-- ASSIGNED TASK --
Lines containing the word "messenger" are the ones to copy from the records below.
--- MATERIALS PROVIDED ---
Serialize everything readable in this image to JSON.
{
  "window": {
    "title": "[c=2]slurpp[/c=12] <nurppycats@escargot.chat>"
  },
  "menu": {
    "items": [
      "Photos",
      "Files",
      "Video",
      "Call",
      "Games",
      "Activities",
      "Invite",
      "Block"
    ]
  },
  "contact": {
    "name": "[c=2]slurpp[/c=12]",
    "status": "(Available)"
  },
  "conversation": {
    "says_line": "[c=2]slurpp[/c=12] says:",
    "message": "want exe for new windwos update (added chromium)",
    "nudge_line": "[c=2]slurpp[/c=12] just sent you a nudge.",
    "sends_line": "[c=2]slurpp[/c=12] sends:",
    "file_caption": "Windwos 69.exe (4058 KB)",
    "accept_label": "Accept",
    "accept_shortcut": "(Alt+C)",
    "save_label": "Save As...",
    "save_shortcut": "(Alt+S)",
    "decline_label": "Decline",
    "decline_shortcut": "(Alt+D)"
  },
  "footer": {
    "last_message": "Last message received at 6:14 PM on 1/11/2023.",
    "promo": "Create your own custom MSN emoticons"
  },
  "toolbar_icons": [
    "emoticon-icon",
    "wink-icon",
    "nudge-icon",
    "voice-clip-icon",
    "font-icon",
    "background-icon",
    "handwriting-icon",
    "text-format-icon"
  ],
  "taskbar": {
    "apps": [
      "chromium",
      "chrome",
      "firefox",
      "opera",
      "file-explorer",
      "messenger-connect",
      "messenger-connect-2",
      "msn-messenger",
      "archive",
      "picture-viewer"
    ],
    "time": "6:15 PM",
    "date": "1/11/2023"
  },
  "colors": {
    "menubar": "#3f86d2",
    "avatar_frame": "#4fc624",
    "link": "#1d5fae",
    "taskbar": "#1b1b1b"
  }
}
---
-- OUTPUT FOR THIS EXERCISE --
      "messenger-connect",
      "messenger-connect-2",
      "msn-messenger",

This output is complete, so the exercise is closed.